7. Mini Convertible
* Best 10 cars of the show * What was our favourite? * Why did it stand out?...
The new Mini Convertible was always going to generate excitement but who could have thought something called the Openometer would steal the show?
Yes, the Openometer is what everyone is talking about in Detroit, and its a nifty but ultimately useless gadget that measures how long owners have been driving with the roof down. It could help prevent sunstroke, we guess.
Moving on to the serious stuff, the new Mini Convertible will go on sale in the UK on March 28, priced from 15,995.
The car will be available in standard and tuned S forms, with the latter featuring an air-scoop on the bonnet, twin exhausts and a rear diffuser.
Prices for the Cooper S will start from 18,995.
The roof and rear
The Mini features a canvas roof that can be fully retracted or closed in 15 seconds, and which operates at up to 20mph. The roof can also be partially retracted 40cm, giving the effect of a sunroof, at speeds of up to 75mph.
The anti-roll bar is a single unit on the new car and extends in the event of an accident. As a result it doesn't restrict rear visibility something the old car's fixed anti-roll structure was criticised for.
In another change from the current car, rear passengers will also be able to adjust their headrests, ensuring greater comfort.
Mini says the car is stronger than ever before, despite being 10kg lighter, improving crash protection and the driving experience.
Standard safety features include anti-lock brakes, electronic brakeforce distribution, cornering brake control and stability control, all of which are fitted as standard

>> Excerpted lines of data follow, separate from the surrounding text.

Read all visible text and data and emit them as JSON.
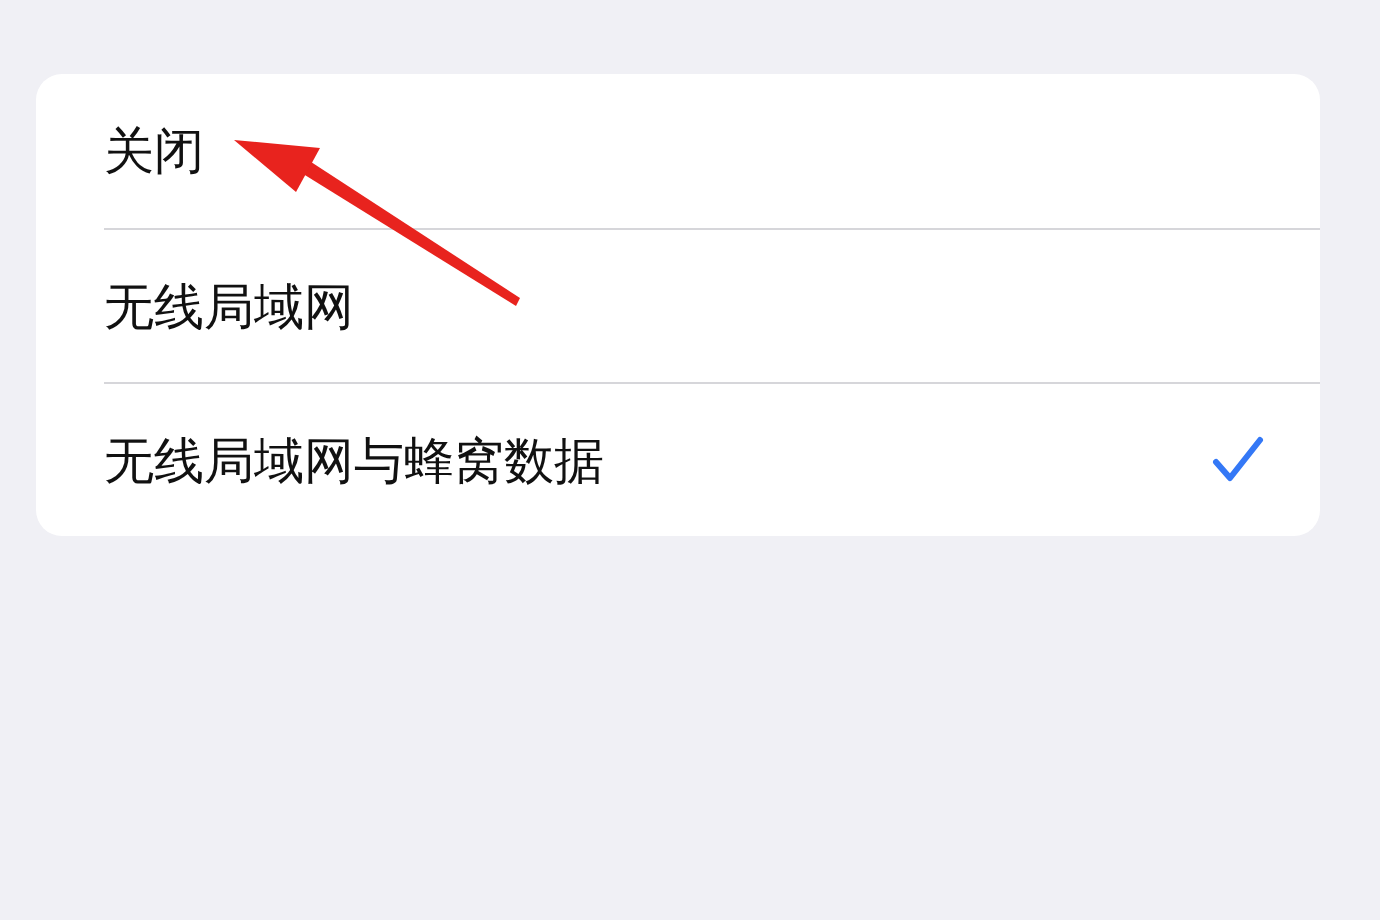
{
  "options": [
    {
      "label": "关闭",
      "selected": false
    },
    {
      "label": "无线局域网",
      "selected": false
    },
    {
      "label": "无线局域网与蜂窝数据",
      "selected": true
    }
  ]
}
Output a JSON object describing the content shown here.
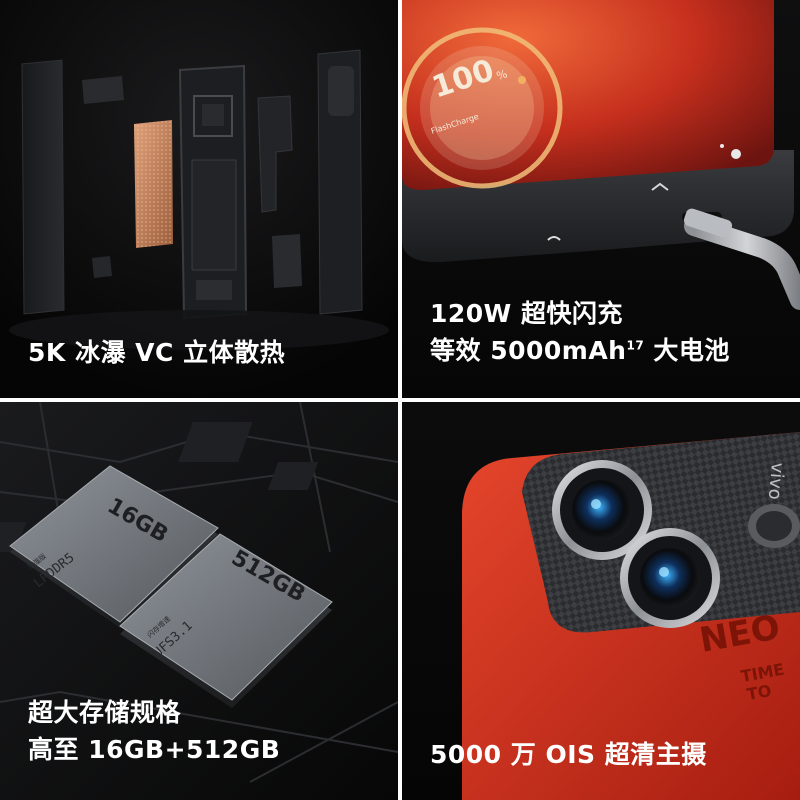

Boot space has also increased slightly, giving 125 litres with the roof open and 170 litres with it closed both figures up five litres from before. With the rear seats down, the luggage capacity is 660 litres, which is 55 more than before.
Bike-rack fixing points will also be fitted as standard.
In a change from the current specification, the new Mini Convertible will have air-conditioning as standard, and a cooled glovebox.
The Mini Cooper is powered by a 118bhp 1.6-litre petrol engine. It takes the car from 0-62mph in 9.8sec, averages 49.6mpg and emits 137g/km of CO2.
The Mini Cooper S is powered by a turbocharged 173bhp 1.6-litre engine. It travels from 0-62mph in 7.4sec, averages 44.1mpg and emits 153g/km of CO2.
Both are mated to six-speed manual gearboxes as standard, although a six-speed automatic is available as an option.
Stop-Start, brake energy-regeneration and a gearshift indicator are all fitted as standard to help fuel economy and emissions, which are improved by at least 21%.